RECORDS SHOWN START
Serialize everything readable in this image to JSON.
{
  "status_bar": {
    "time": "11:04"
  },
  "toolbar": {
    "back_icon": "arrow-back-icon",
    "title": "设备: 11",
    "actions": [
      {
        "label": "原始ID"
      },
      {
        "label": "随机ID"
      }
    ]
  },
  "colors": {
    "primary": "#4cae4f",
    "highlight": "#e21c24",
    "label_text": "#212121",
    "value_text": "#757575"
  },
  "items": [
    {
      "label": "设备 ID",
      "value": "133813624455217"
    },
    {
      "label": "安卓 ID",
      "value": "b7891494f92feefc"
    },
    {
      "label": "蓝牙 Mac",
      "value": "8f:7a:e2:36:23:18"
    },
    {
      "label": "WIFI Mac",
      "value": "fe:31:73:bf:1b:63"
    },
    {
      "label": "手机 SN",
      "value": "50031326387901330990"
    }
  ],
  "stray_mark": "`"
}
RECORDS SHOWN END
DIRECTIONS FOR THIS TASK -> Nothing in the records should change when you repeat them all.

EXERCISE RESPONSE ->
Serialize everything readable in this image to JSON.
{
  "status_bar": {
    "time": "11:04"
  },
  "toolbar": {
    "back_icon": "arrow-back-icon",
    "title": "设备: 11",
    "actions": [
      {
        "label": "原始ID"
      },
      {
        "label": "随机ID"
      }
    ]
  },
  "colors": {
    "primary": "#4cae4f",
    "highlight": "#e21c24",
    "label_text": "#212121",
    "value_text": "#757575"
  },
  "items": [
    {
      "label": "设备 ID",
      "value": "133813624455217"
    },
    {
      "label": "安卓 ID",
      "value": "b7891494f92feefc"
    },
    {
      "label": "蓝牙 Mac",
      "value": "8f:7a:e2:36:23:18"
    },
    {
      "label": "WIFI Mac",
      "value": "fe:31:73:bf:1b:63"
    },
    {
      "label": "手机 SN",
      "value": "50031326387901330990"
    }
  ],
  "stray_mark": "`"
}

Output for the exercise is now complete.